#### INSTRUCTIONS TO FOLLOW:
Please tell how many of the lines below contain "wife", using only a number.

#### MATERIALS PROVIDED:
*** Begin section ***

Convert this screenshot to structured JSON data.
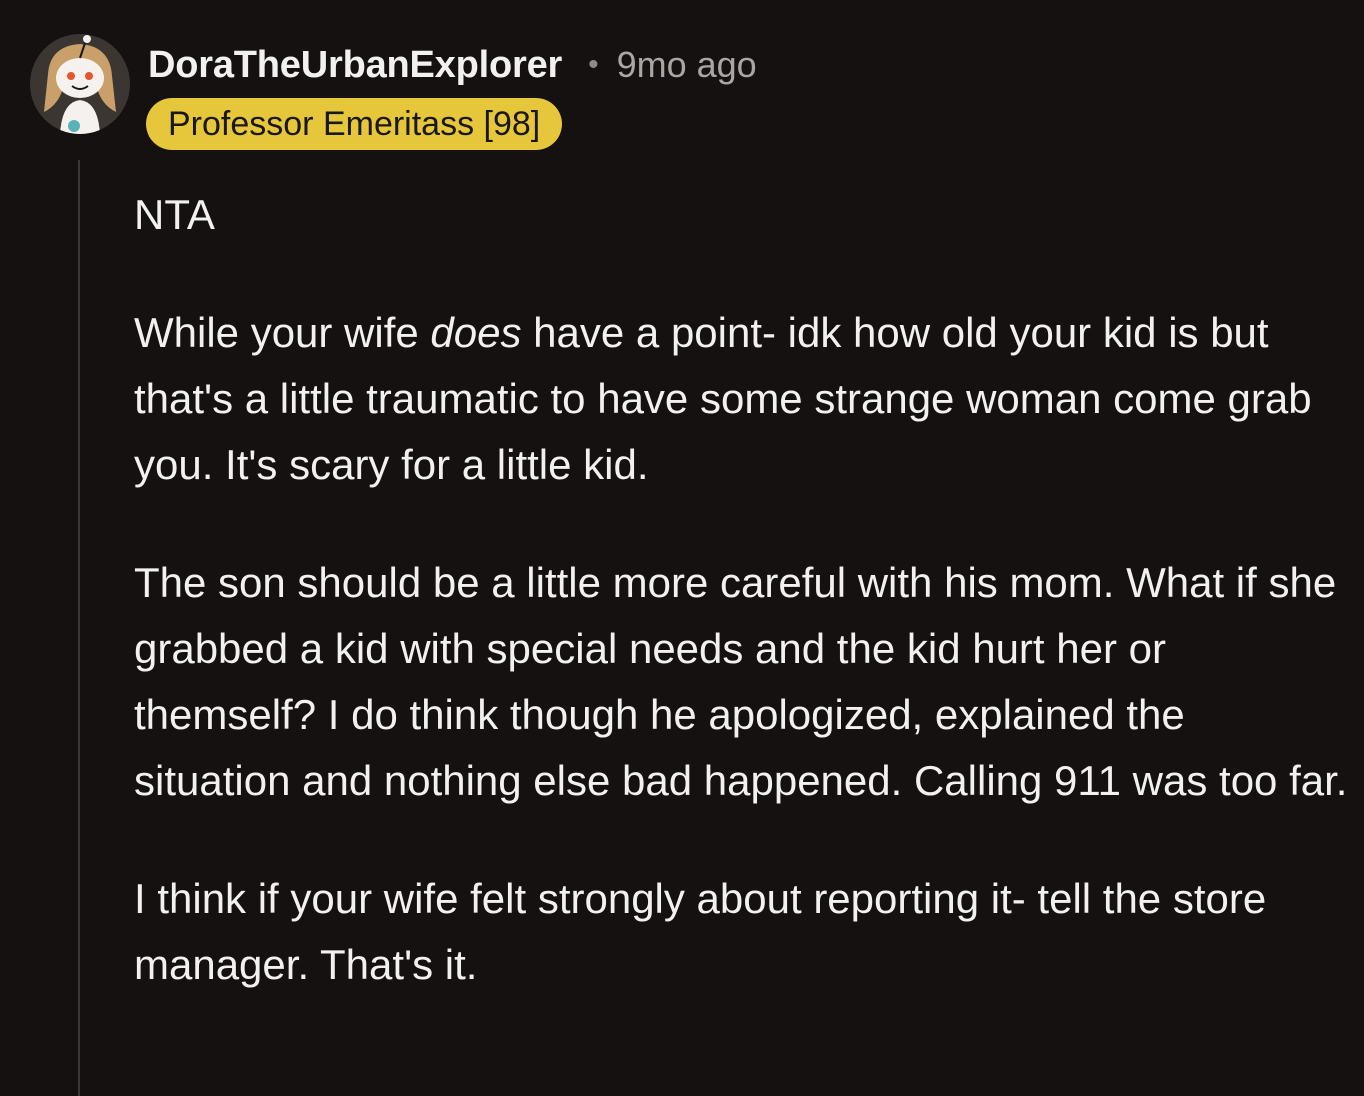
{
  "comment": {
    "username": "DoraTheUrbanExplorer",
    "separator": "•",
    "timestamp": "9mo ago",
    "flair": "Professor Emeritass [98]",
    "avatar_icon": "snoo-avatar-icon",
    "paragraphs": {
      "p1": "NTA",
      "p2_before": "While your wife ",
      "p2_emphasis": "does",
      "p2_after": " have a point- idk how old your kid is but that's a little traumatic to have some strange woman come grab you. It's scary for a little kid.",
      "p3": "The son should be a little more careful with his mom. What if she grabbed a kid with special needs and the kid hurt her or themself? I do think though he apologized, explained the situation and nothing else bad happened. Calling 911 was too far.",
      "p4": "I think if your wife felt strongly about reporting it- tell the store manager. That's it."
    }
  },
  "colors": {
    "background": "#141110",
    "text": "#f2f1ef",
    "meta": "#a9a6a3",
    "flair_bg": "#e6c73b",
    "flair_text": "#1a1814",
    "thread_line": "#3a3735"
  }
}
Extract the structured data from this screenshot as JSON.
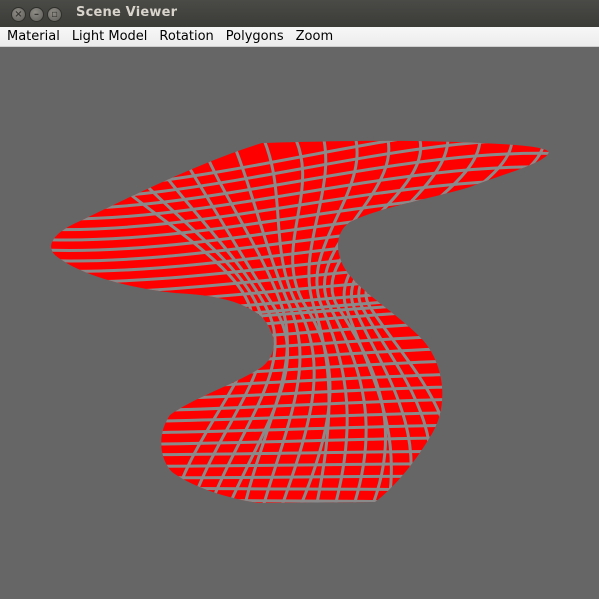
{
  "window": {
    "title": "Scene Viewer",
    "close_glyph": "×",
    "minimize_glyph": "–",
    "maximize_glyph": "▫"
  },
  "menubar": {
    "items": [
      "Material",
      "Light Model",
      "Rotation",
      "Polygons",
      "Zoom"
    ]
  },
  "scene": {
    "background_color": "#666666",
    "surface_color": "#ff0000",
    "wire_color": "#8a8a8a",
    "object": "red twisted vase surface with grey wireframe"
  },
  "icons": {
    "close": "close-icon",
    "minimize": "minimize-icon",
    "maximize": "maximize-icon"
  }
}
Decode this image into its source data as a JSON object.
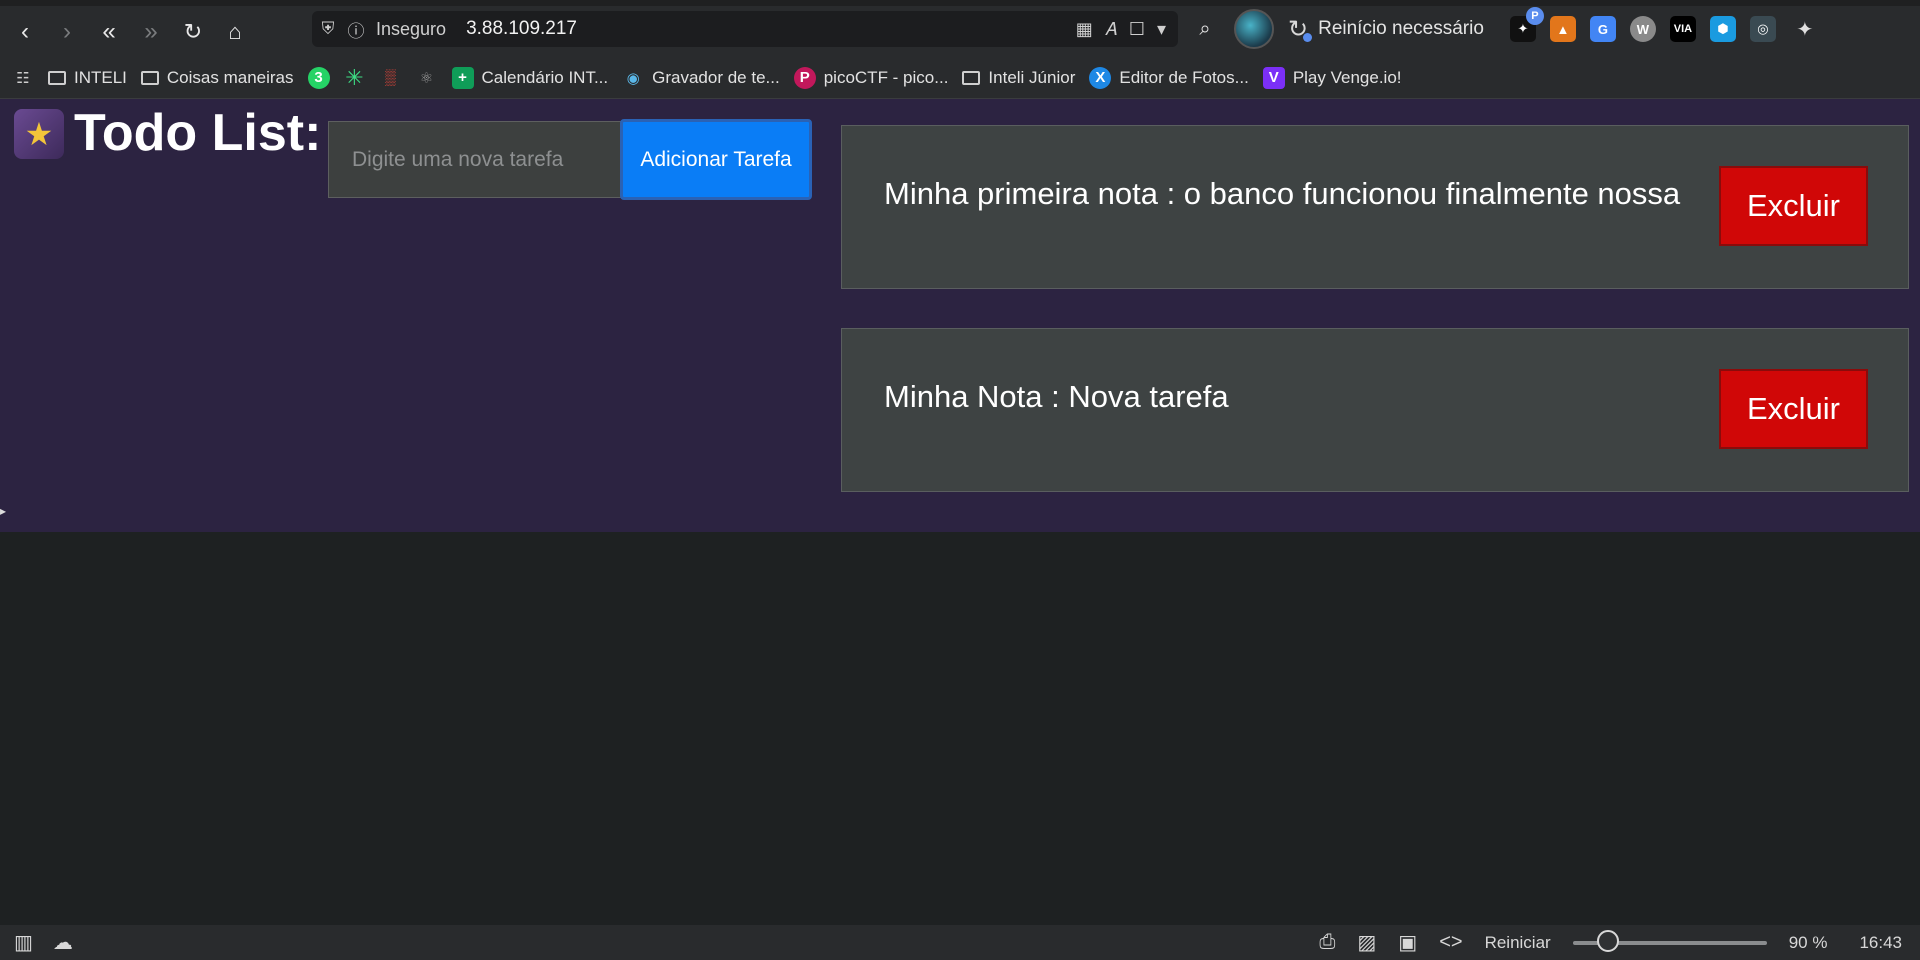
{
  "browser": {
    "security_label": "Inseguro",
    "url": "3.88.109.217",
    "restart_label": "Reinício necessário",
    "extension_badge": "P",
    "via_label": "VIA"
  },
  "bookmarks": [
    {
      "label": "INTELI",
      "icon": "folder-icon"
    },
    {
      "label": "Coisas maneiras",
      "icon": "folder-icon"
    },
    {
      "label": "",
      "icon": "whatsapp-icon",
      "badge": "3"
    },
    {
      "label": "",
      "icon": "asterisk-icon"
    },
    {
      "label": "",
      "icon": "red-grid-icon"
    },
    {
      "label": "",
      "icon": "atom-icon"
    },
    {
      "label": "Calendário INT...",
      "icon": "calendar-icon"
    },
    {
      "label": "Gravador de te...",
      "icon": "recorder-icon"
    },
    {
      "label": "picoCTF - pico...",
      "icon": "picoctf-icon"
    },
    {
      "label": "Inteli Júnior",
      "icon": "folder-icon"
    },
    {
      "label": "Editor de Fotos...",
      "icon": "photo-editor-icon"
    },
    {
      "label": "Play Venge.io!",
      "icon": "venge-icon"
    }
  ],
  "app": {
    "title": "Todo List:",
    "input_placeholder": "Digite uma nova tarefa",
    "add_button": "Adicionar Tarefa",
    "notes": [
      {
        "text": "Minha primeira nota : o banco funcionou finalmente nossa",
        "delete_label": "Excluir"
      },
      {
        "text": "Minha Nota : Nova tarefa",
        "delete_label": "Excluir"
      }
    ]
  },
  "statusbar": {
    "reset_label": "Reiniciar",
    "zoom_level": "90 %",
    "zoom_fraction": 0.18,
    "clock": "16:43"
  }
}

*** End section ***

#### YOUR SOLUTION:
2